→ **ACTIVITY**
All of the data must be output exactly, with every picture left out.

→ **INFORMATION GIVEN**
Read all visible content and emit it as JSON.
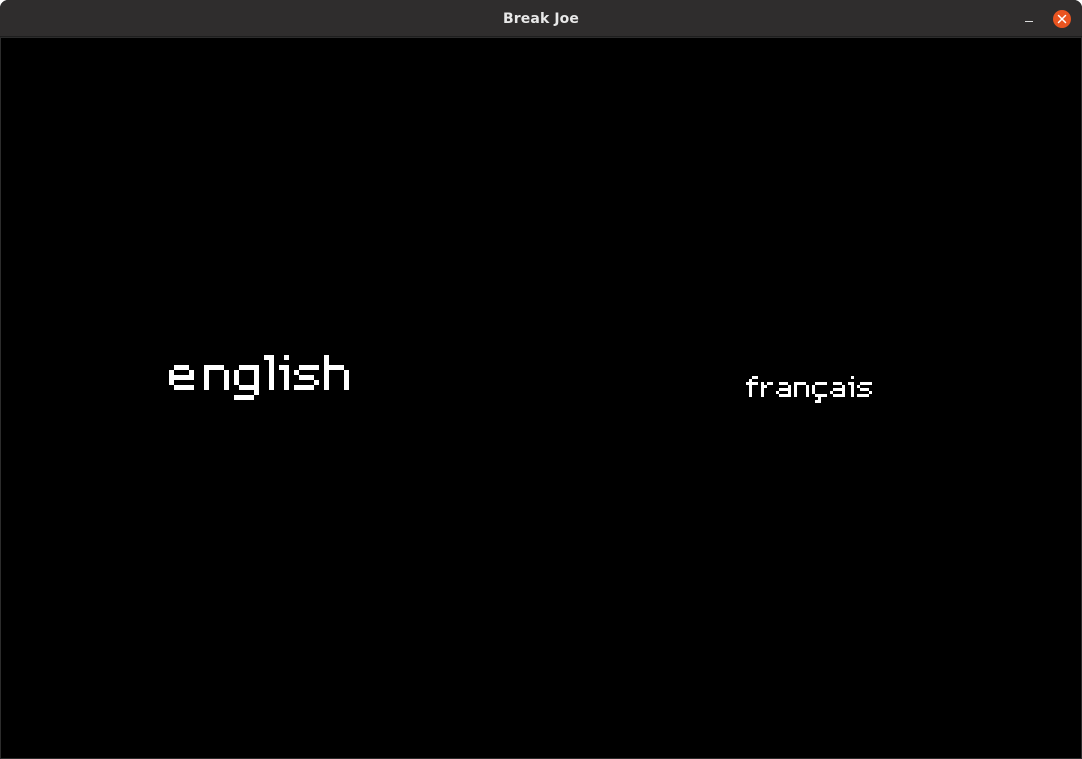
{
  "window": {
    "title": "Break Joe",
    "minimize_icon": "minimize-icon",
    "close_icon": "close-icon",
    "close_color": "#e95420"
  },
  "game": {
    "background": "#000000",
    "text_color": "#ffffff",
    "languages": [
      {
        "label": "english",
        "selected": true
      },
      {
        "label": "français",
        "selected": false
      }
    ]
  }
}
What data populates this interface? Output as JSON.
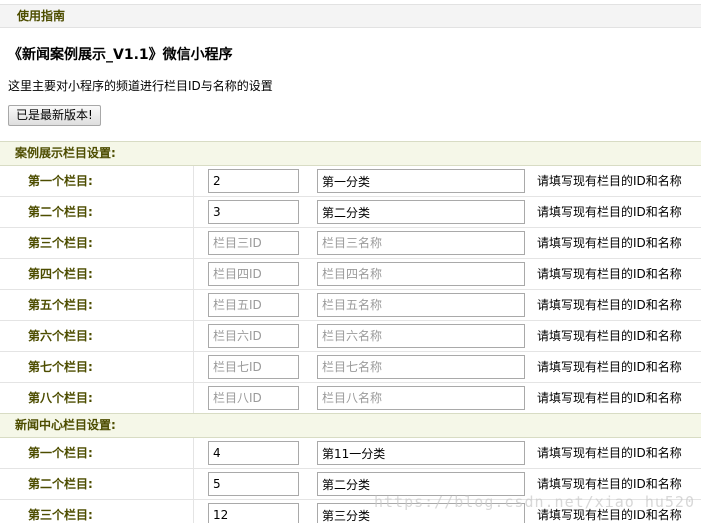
{
  "header": {
    "guide_title": "使用指南"
  },
  "intro": {
    "app_title": "《新闻案例展示_V1.1》微信小程序",
    "description": "这里主要对小程序的频道进行栏目ID与名称的设置",
    "version_button": "已是最新版本!"
  },
  "sections": [
    {
      "title": "案例展示栏目设置:",
      "rows": [
        {
          "label": "第一个栏目:",
          "id_value": "2",
          "id_placeholder": "",
          "name_value": "第一分类",
          "name_placeholder": "",
          "hint": "请填写现有栏目的ID和名称"
        },
        {
          "label": "第二个栏目:",
          "id_value": "3",
          "id_placeholder": "",
          "name_value": "第二分类",
          "name_placeholder": "",
          "hint": "请填写现有栏目的ID和名称"
        },
        {
          "label": "第三个栏目:",
          "id_value": "",
          "id_placeholder": "栏目三ID",
          "name_value": "",
          "name_placeholder": "栏目三名称",
          "hint": "请填写现有栏目的ID和名称"
        },
        {
          "label": "第四个栏目:",
          "id_value": "",
          "id_placeholder": "栏目四ID",
          "name_value": "",
          "name_placeholder": "栏目四名称",
          "hint": "请填写现有栏目的ID和名称"
        },
        {
          "label": "第五个栏目:",
          "id_value": "",
          "id_placeholder": "栏目五ID",
          "name_value": "",
          "name_placeholder": "栏目五名称",
          "hint": "请填写现有栏目的ID和名称"
        },
        {
          "label": "第六个栏目:",
          "id_value": "",
          "id_placeholder": "栏目六ID",
          "name_value": "",
          "name_placeholder": "栏目六名称",
          "hint": "请填写现有栏目的ID和名称"
        },
        {
          "label": "第七个栏目:",
          "id_value": "",
          "id_placeholder": "栏目七ID",
          "name_value": "",
          "name_placeholder": "栏目七名称",
          "hint": "请填写现有栏目的ID和名称"
        },
        {
          "label": "第八个栏目:",
          "id_value": "",
          "id_placeholder": "栏目八ID",
          "name_value": "",
          "name_placeholder": "栏目八名称",
          "hint": "请填写现有栏目的ID和名称"
        }
      ]
    },
    {
      "title": "新闻中心栏目设置:",
      "rows": [
        {
          "label": "第一个栏目:",
          "id_value": "4",
          "id_placeholder": "",
          "name_value": "第11一分类",
          "name_placeholder": "",
          "hint": "请填写现有栏目的ID和名称"
        },
        {
          "label": "第二个栏目:",
          "id_value": "5",
          "id_placeholder": "",
          "name_value": "第二分类",
          "name_placeholder": "",
          "hint": "请填写现有栏目的ID和名称"
        },
        {
          "label": "第三个栏目:",
          "id_value": "12",
          "id_placeholder": "",
          "name_value": "第三分类",
          "name_placeholder": "",
          "hint": "请填写现有栏目的ID和名称"
        }
      ]
    }
  ],
  "watermark": "https://blog.csdn.net/xiao_hu520"
}
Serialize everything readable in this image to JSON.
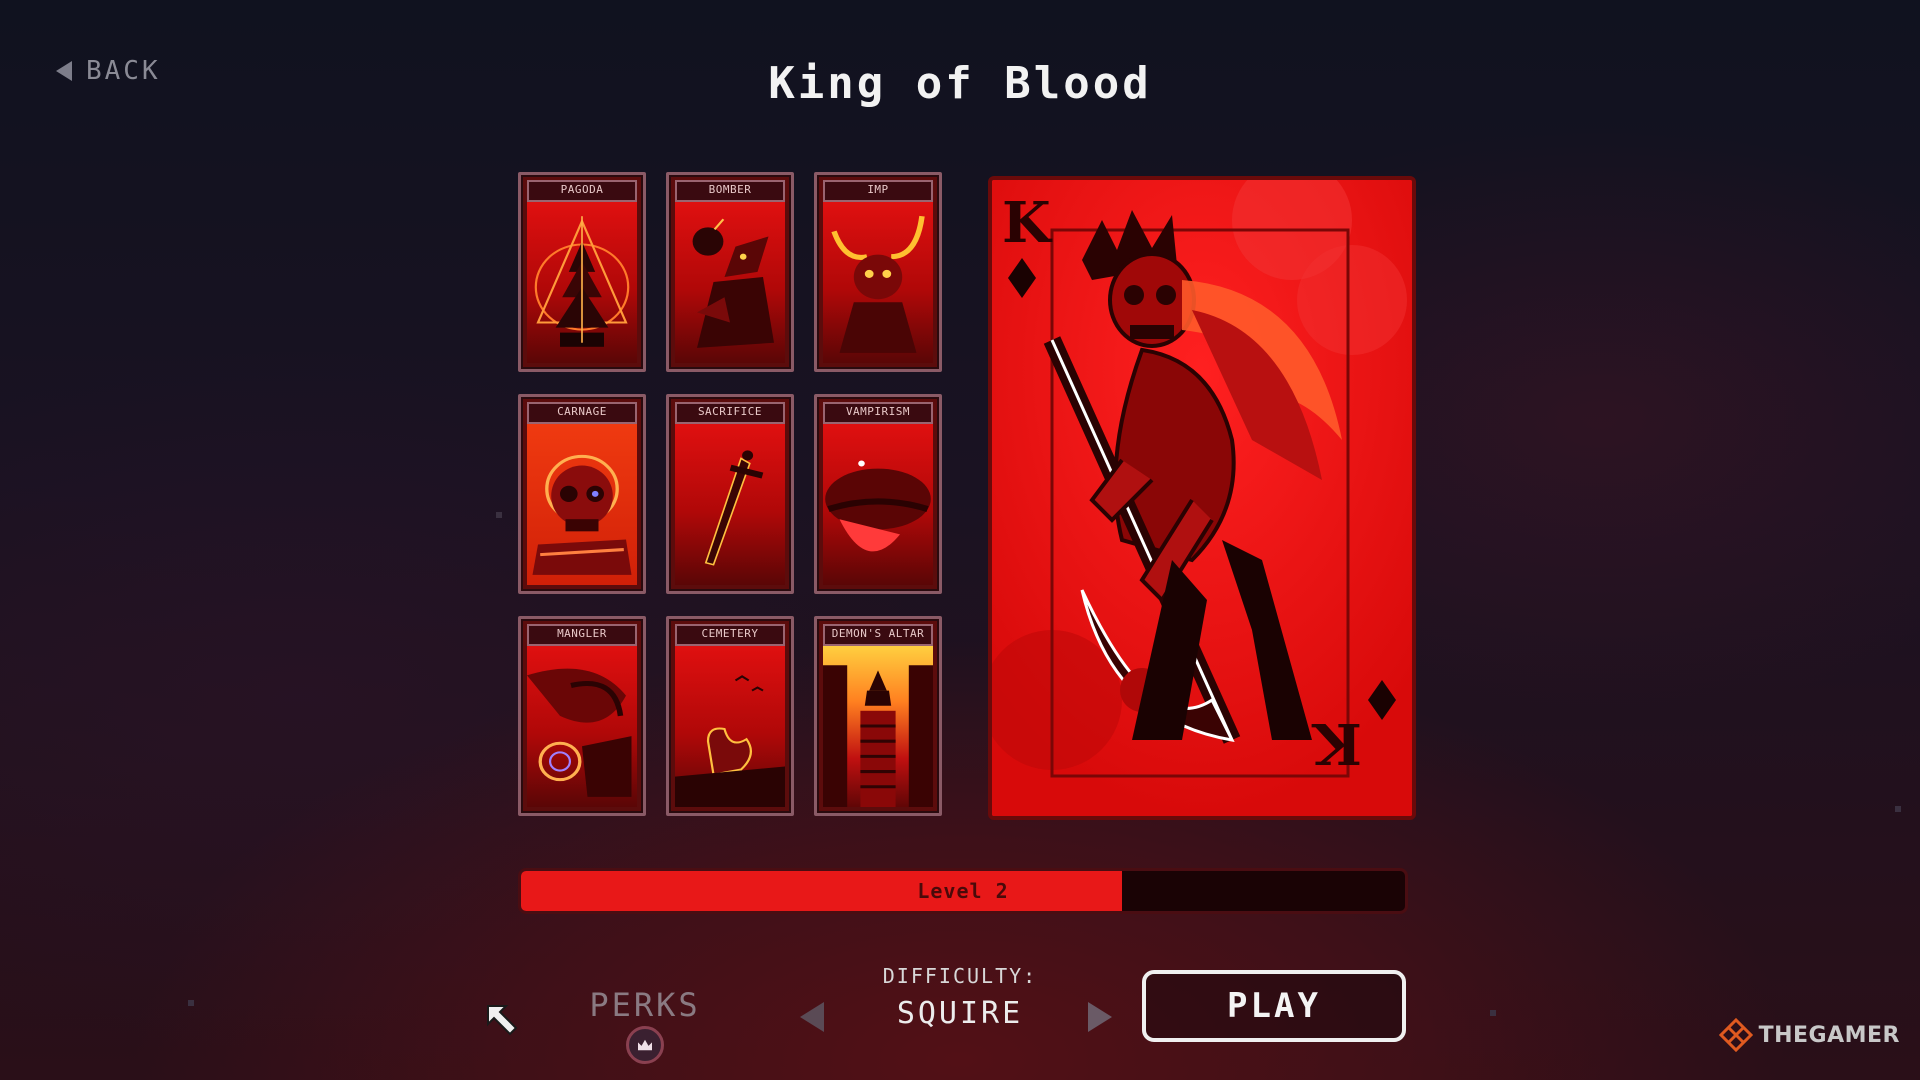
{
  "header": {
    "back_label": "BACK",
    "title": "King of Blood"
  },
  "cards": [
    {
      "label": "PAGODA",
      "icon": "pagoda-icon"
    },
    {
      "label": "BOMBER",
      "icon": "bomber-icon"
    },
    {
      "label": "IMP",
      "icon": "imp-icon"
    },
    {
      "label": "CARNAGE",
      "icon": "skull-icon"
    },
    {
      "label": "SACRIFICE",
      "icon": "dagger-icon"
    },
    {
      "label": "VAMPIRISM",
      "icon": "fang-icon"
    },
    {
      "label": "MANGLER",
      "icon": "mangler-icon"
    },
    {
      "label": "CEMETERY",
      "icon": "cemetery-icon"
    },
    {
      "label": "DEMON'S ALTAR",
      "icon": "altar-icon"
    }
  ],
  "featured_card": {
    "rank": "K",
    "suit": "diamond",
    "icon": "skeleton-king-icon"
  },
  "level": {
    "label": "Level 2",
    "progress": 0.68
  },
  "controls": {
    "perks_label": "PERKS",
    "difficulty_label": "DIFFICULTY:",
    "difficulty_value": "SQUIRE",
    "play_label": "PLAY"
  },
  "watermark": "THEGAMER",
  "colors": {
    "accent_red": "#e81818",
    "card_red": "#e80f0f",
    "dark_bg": "#140d16",
    "text": "#f2f2f2"
  }
}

→ **SOLUTION TO THE PROBLEM**
Read all visible content and emit it as JSON.
{
  "window": {
    "title": "Break Joe",
    "minimize_icon": "minimize-icon",
    "close_icon": "close-icon",
    "close_color": "#e95420"
  },
  "game": {
    "background": "#000000",
    "text_color": "#ffffff",
    "languages": [
      {
        "label": "english",
        "selected": true
      },
      {
        "label": "français",
        "selected": false
      }
    ]
  }
}
What data populates this interface? Output as JSON.
{
  "header": {
    "guide_title": "使用指南"
  },
  "intro": {
    "app_title": "《新闻案例展示_V1.1》微信小程序",
    "description": "这里主要对小程序的频道进行栏目ID与名称的设置",
    "version_button": "已是最新版本!"
  },
  "sections": [
    {
      "title": "案例展示栏目设置:",
      "rows": [
        {
          "label": "第一个栏目:",
          "id_value": "2",
          "id_placeholder": "",
          "name_value": "第一分类",
          "name_placeholder": "",
          "hint": "请填写现有栏目的ID和名称"
        },
        {
          "label": "第二个栏目:",
          "id_value": "3",
          "id_placeholder": "",
          "name_value": "第二分类",
          "name_placeholder": "",
          "hint": "请填写现有栏目的ID和名称"
        },
        {
          "label": "第三个栏目:",
          "id_value": "",
          "id_placeholder": "栏目三ID",
          "name_value": "",
          "name_placeholder": "栏目三名称",
          "hint": "请填写现有栏目的ID和名称"
        },
        {
          "label": "第四个栏目:",
          "id_value": "",
          "id_placeholder": "栏目四ID",
          "name_value": "",
          "name_placeholder": "栏目四名称",
          "hint": "请填写现有栏目的ID和名称"
        },
        {
          "label": "第五个栏目:",
          "id_value": "",
          "id_placeholder": "栏目五ID",
          "name_value": "",
          "name_placeholder": "栏目五名称",
          "hint": "请填写现有栏目的ID和名称"
        },
        {
          "label": "第六个栏目:",
          "id_value": "",
          "id_placeholder": "栏目六ID",
          "name_value": "",
          "name_placeholder": "栏目六名称",
          "hint": "请填写现有栏目的ID和名称"
        },
        {
          "label": "第七个栏目:",
          "id_value": "",
          "id_placeholder": "栏目七ID",
          "name_value": "",
          "name_placeholder": "栏目七名称",
          "hint": "请填写现有栏目的ID和名称"
        },
        {
          "label": "第八个栏目:",
          "id_value": "",
          "id_placeholder": "栏目八ID",
          "name_value": "",
          "name_placeholder": "栏目八名称",
          "hint": "请填写现有栏目的ID和名称"
        }
      ]
    },
    {
      "title": "新闻中心栏目设置:",
      "rows": [
        {
          "label": "第一个栏目:",
          "id_value": "4",
          "id_placeholder": "",
          "name_value": "第11一分类",
          "name_placeholder": "",
          "hint": "请填写现有栏目的ID和名称"
        },
        {
          "label": "第二个栏目:",
          "id_value": "5",
          "id_placeholder": "",
          "name_value": "第二分类",
          "name_placeholder": "",
          "hint": "请填写现有栏目的ID和名称"
        },
        {
          "label": "第三个栏目:",
          "id_value": "12",
          "id_placeholder": "",
          "name_value": "第三分类",
          "name_placeholder": "",
          "hint": "请填写现有栏目的ID和名称"
        }
      ]
    }
  ],
  "watermark": "https://blog.csdn.net/xiao_hu520"
}
Serialize everything readable in this image to JSON.
{
  "header": {
    "back_label": "BACK",
    "title": "King of Blood"
  },
  "cards": [
    {
      "label": "PAGODA",
      "icon": "pagoda-icon"
    },
    {
      "label": "BOMBER",
      "icon": "bomber-icon"
    },
    {
      "label": "IMP",
      "icon": "imp-icon"
    },
    {
      "label": "CARNAGE",
      "icon": "skull-icon"
    },
    {
      "label": "SACRIFICE",
      "icon": "dagger-icon"
    },
    {
      "label": "VAMPIRISM",
      "icon": "fang-icon"
    },
    {
      "label": "MANGLER",
      "icon": "mangler-icon"
    },
    {
      "label": "CEMETERY",
      "icon": "cemetery-icon"
    },
    {
      "label": "DEMON'S ALTAR",
      "icon": "altar-icon"
    }
  ],
  "featured_card": {
    "rank": "K",
    "suit": "diamond",
    "icon": "skeleton-king-icon"
  },
  "level": {
    "label": "Level 2",
    "progress": 0.68
  },
  "controls": {
    "perks_label": "PERKS",
    "difficulty_label": "DIFFICULTY:",
    "difficulty_value": "SQUIRE",
    "play_label": "PLAY"
  },
  "watermark": "THEGAMER",
  "colors": {
    "accent_red": "#e81818",
    "card_red": "#e80f0f",
    "dark_bg": "#140d16",
    "text": "#f2f2f2"
  }
}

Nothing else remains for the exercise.